**WHAT IS BEING ASKED:**
Every line of the data below should be repeated exactly, and no picture should be copied.

Items from a dataset:
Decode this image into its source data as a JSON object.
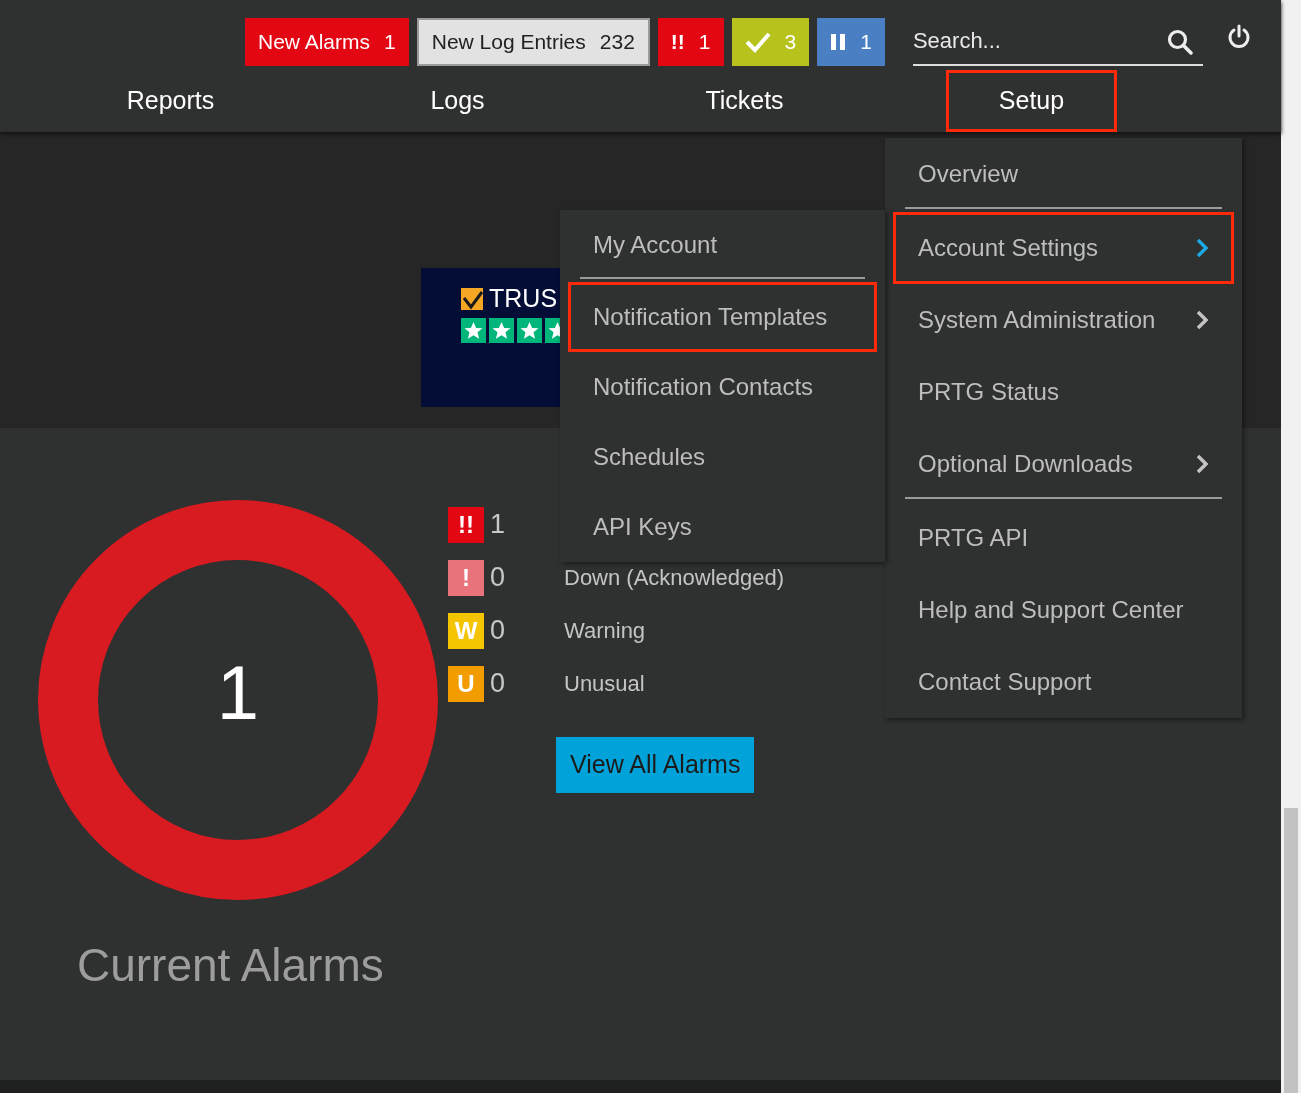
{
  "top_badges": [
    {
      "kind": "text",
      "label": "New Alarms",
      "count": "1",
      "color": "#e30613"
    },
    {
      "kind": "text",
      "label": "New Log Entries",
      "count": "232",
      "color": "#e2e2e2"
    },
    {
      "kind": "glyph",
      "label": "!!",
      "count": "1",
      "color": "#e30613"
    },
    {
      "kind": "check",
      "count": "3",
      "color": "#b7c31c"
    },
    {
      "kind": "pause",
      "count": "1",
      "color": "#4a7fc3"
    }
  ],
  "search": {
    "placeholder": "Search..."
  },
  "nav": [
    {
      "label": "Reports",
      "highlighted": false
    },
    {
      "label": "Logs",
      "highlighted": false
    },
    {
      "label": "Tickets",
      "highlighted": false
    },
    {
      "label": "Setup",
      "highlighted": true
    }
  ],
  "banner": {
    "text": "TRUS"
  },
  "setup_menu": [
    {
      "label": "Overview",
      "kind": "plain",
      "highlighted": false,
      "divider_after": true
    },
    {
      "label": "Account Settings",
      "kind": "open",
      "highlighted": true,
      "divider_after": false
    },
    {
      "label": "System Administration",
      "kind": "submenu",
      "highlighted": false,
      "divider_after": false
    },
    {
      "label": "PRTG Status",
      "kind": "plain",
      "highlighted": false,
      "divider_after": false
    },
    {
      "label": "Optional Downloads",
      "kind": "submenu",
      "highlighted": false,
      "divider_after": true
    },
    {
      "label": "PRTG API",
      "kind": "plain",
      "highlighted": false,
      "divider_after": false
    },
    {
      "label": "Help and Support Center",
      "kind": "plain",
      "highlighted": false,
      "divider_after": false
    },
    {
      "label": "Contact Support",
      "kind": "plain",
      "highlighted": false,
      "divider_after": false
    }
  ],
  "account_submenu": [
    {
      "label": "My Account",
      "highlighted": false,
      "divider_after": true
    },
    {
      "label": "Notification Templates",
      "highlighted": true,
      "divider_after": false
    },
    {
      "label": "Notification Contacts",
      "highlighted": false,
      "divider_after": false
    },
    {
      "label": "Schedules",
      "highlighted": false,
      "divider_after": false
    },
    {
      "label": "API Keys",
      "highlighted": false,
      "divider_after": false
    }
  ],
  "alarms": {
    "total": "1",
    "title": "Current Alarms",
    "rows": [
      {
        "glyph": "!!",
        "count": "1",
        "color": "#e30613"
      },
      {
        "glyph": "!",
        "count": "0",
        "label": "Down (Acknowledged)",
        "color": "#e8737a"
      },
      {
        "glyph": "W",
        "count": "0",
        "label": "Warning",
        "color": "#f5c400"
      },
      {
        "glyph": "U",
        "count": "0",
        "label": "Unusual",
        "color": "#f39c00"
      }
    ],
    "button": "View All Alarms"
  }
}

**RESPONSE TO THIS TASK:**
Decode this image into its source data as a JSON object.
{
  "top_badges": [
    {
      "kind": "text",
      "label": "New Alarms",
      "count": "1",
      "color": "#e30613"
    },
    {
      "kind": "text",
      "label": "New Log Entries",
      "count": "232",
      "color": "#e2e2e2"
    },
    {
      "kind": "glyph",
      "label": "!!",
      "count": "1",
      "color": "#e30613"
    },
    {
      "kind": "check",
      "count": "3",
      "color": "#b7c31c"
    },
    {
      "kind": "pause",
      "count": "1",
      "color": "#4a7fc3"
    }
  ],
  "search": {
    "placeholder": "Search..."
  },
  "nav": [
    {
      "label": "Reports",
      "highlighted": false
    },
    {
      "label": "Logs",
      "highlighted": false
    },
    {
      "label": "Tickets",
      "highlighted": false
    },
    {
      "label": "Setup",
      "highlighted": true
    }
  ],
  "banner": {
    "text": "TRUS"
  },
  "setup_menu": [
    {
      "label": "Overview",
      "kind": "plain",
      "highlighted": false,
      "divider_after": true
    },
    {
      "label": "Account Settings",
      "kind": "open",
      "highlighted": true,
      "divider_after": false
    },
    {
      "label": "System Administration",
      "kind": "submenu",
      "highlighted": false,
      "divider_after": false
    },
    {
      "label": "PRTG Status",
      "kind": "plain",
      "highlighted": false,
      "divider_after": false
    },
    {
      "label": "Optional Downloads",
      "kind": "submenu",
      "highlighted": false,
      "divider_after": true
    },
    {
      "label": "PRTG API",
      "kind": "plain",
      "highlighted": false,
      "divider_after": false
    },
    {
      "label": "Help and Support Center",
      "kind": "plain",
      "highlighted": false,
      "divider_after": false
    },
    {
      "label": "Contact Support",
      "kind": "plain",
      "highlighted": false,
      "divider_after": false
    }
  ],
  "account_submenu": [
    {
      "label": "My Account",
      "highlighted": false,
      "divider_after": true
    },
    {
      "label": "Notification Templates",
      "highlighted": true,
      "divider_after": false
    },
    {
      "label": "Notification Contacts",
      "highlighted": false,
      "divider_after": false
    },
    {
      "label": "Schedules",
      "highlighted": false,
      "divider_after": false
    },
    {
      "label": "API Keys",
      "highlighted": false,
      "divider_after": false
    }
  ],
  "alarms": {
    "total": "1",
    "title": "Current Alarms",
    "rows": [
      {
        "glyph": "!!",
        "count": "1",
        "color": "#e30613"
      },
      {
        "glyph": "!",
        "count": "0",
        "label": "Down (Acknowledged)",
        "color": "#e8737a"
      },
      {
        "glyph": "W",
        "count": "0",
        "label": "Warning",
        "color": "#f5c400"
      },
      {
        "glyph": "U",
        "count": "0",
        "label": "Unusual",
        "color": "#f39c00"
      }
    ],
    "button": "View All Alarms"
  }
}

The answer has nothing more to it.